Deleted scene, with optional commentary and Golding reading
Interview with Brook from 2008
Collection of behind-the-scenes material, including home movies, screen tests, outtakes, and stills
Excerpt from a 1980 episode of The South Bank Show featuring Golding
New interview with Feil
Excerpt from Feil's 1973 documentary The Empty Space, showcasing Brook's theater methods
Living "Lord of the Flies," a piece composed of never-before-seen footage shot by the boy actors during production, with new voice-over by actor Tom Gaman
PLUS: A booklet featuring an essay by film critic Geoffrey Macnab and an excerpt from Brook's autobiography The Shifting Point
New cover by Kent Williams
In this classic 1963 adaptation of William Golding's novel, a planeload of schoolboys is stranded on a tropical island. They've got food and water; all that's left is to peacefully govern themselves until they're rescued. "After all," says choir leader Jack, "We're English. We're the best in the world at everything!" Unfortunately, living peacefully is not as easy as it seems. Though Ralph is named chief, Jack and the choristers quickly form a clique of their own, using the ever-effective political promise of fun rather than responsibility to draw converts. Director Peter Brook draws some excellent performances out of his young cast; the moment when Ralph realizes that even if he blows the conch for a meeting people might not come is an excruciating one. Well acted and faithfully executed, Lord of the Flies is as compelling today as when first released. --Ali Davis
First rate...horrendously exciting. --Film Quarterly

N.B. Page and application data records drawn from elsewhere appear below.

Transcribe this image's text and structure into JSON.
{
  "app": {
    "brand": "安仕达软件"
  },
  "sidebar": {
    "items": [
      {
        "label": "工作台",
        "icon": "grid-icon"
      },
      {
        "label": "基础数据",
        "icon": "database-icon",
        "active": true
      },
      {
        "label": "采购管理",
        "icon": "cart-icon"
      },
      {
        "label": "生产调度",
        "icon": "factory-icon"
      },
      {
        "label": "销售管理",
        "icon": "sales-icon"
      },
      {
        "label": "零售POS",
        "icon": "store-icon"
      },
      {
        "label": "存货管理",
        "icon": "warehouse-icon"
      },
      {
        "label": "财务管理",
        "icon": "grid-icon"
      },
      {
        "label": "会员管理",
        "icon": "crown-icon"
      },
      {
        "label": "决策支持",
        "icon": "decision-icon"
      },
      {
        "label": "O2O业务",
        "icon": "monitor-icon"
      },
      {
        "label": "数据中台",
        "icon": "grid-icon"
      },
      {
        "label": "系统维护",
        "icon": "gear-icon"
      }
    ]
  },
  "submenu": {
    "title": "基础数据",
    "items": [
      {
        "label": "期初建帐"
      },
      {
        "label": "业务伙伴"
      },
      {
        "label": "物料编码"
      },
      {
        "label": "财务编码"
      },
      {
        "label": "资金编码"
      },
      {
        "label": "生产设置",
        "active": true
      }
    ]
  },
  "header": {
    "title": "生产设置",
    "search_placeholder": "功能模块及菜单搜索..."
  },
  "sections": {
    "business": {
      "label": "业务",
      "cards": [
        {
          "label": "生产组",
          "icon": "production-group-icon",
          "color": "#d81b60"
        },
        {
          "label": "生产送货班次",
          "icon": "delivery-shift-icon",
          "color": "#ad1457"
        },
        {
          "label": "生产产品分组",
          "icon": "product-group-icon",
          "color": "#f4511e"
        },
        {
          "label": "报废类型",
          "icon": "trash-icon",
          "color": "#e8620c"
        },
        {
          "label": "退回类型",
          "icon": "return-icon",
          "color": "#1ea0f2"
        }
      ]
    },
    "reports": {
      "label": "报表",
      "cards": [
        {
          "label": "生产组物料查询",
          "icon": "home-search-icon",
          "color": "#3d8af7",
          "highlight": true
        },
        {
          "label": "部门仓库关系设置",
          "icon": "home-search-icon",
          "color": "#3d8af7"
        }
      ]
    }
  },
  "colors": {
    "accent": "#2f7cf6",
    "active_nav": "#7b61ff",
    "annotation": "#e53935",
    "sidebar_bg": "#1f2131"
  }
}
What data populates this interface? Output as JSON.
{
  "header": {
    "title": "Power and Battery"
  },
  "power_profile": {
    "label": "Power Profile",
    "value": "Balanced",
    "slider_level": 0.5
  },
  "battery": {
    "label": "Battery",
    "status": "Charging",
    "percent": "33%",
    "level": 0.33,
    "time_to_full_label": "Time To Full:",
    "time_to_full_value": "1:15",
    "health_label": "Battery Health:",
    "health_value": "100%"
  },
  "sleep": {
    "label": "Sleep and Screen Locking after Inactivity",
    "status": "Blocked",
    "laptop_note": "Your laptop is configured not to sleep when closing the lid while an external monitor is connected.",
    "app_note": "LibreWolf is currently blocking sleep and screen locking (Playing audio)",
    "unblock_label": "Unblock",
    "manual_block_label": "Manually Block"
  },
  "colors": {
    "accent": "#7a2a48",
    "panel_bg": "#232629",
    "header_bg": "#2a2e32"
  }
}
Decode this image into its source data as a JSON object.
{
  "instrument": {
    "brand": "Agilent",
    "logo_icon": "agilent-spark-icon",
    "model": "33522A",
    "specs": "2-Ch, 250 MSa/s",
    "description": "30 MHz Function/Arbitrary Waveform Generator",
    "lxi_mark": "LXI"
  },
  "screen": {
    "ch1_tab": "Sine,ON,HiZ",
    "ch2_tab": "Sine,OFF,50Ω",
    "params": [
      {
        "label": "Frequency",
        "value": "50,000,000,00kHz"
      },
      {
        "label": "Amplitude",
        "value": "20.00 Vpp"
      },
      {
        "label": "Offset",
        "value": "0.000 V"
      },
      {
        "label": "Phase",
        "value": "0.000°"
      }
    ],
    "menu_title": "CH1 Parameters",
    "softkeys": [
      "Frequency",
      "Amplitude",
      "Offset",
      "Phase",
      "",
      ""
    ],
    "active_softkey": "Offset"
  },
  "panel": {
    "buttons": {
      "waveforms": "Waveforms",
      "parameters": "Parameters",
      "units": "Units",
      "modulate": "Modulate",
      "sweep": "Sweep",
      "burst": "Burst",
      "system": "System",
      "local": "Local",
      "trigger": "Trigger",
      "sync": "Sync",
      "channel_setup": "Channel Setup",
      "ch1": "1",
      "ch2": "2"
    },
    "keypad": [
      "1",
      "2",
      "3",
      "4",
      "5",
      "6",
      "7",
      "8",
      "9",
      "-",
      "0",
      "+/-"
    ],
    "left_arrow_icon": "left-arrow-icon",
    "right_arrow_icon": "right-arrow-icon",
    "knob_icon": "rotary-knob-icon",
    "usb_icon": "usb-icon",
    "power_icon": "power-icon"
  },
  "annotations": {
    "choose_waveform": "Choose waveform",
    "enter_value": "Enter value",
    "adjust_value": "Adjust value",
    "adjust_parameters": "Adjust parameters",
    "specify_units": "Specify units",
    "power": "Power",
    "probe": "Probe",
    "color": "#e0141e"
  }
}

In the hands of the renowned experimental theater director Peter Brook, William Golding's legendary novel on the primitivism lurking beneath civilization becomes a film as raw and ragged as the lost boys at its center. Taking an innovative documentary-like approach, Brook shot LORD OF THE FLIES with an off-the-cuff naturalism, seeming to record a spontaneous eruption of its characters' ids. The result is a rattling masterpiece, as provocative as its source material.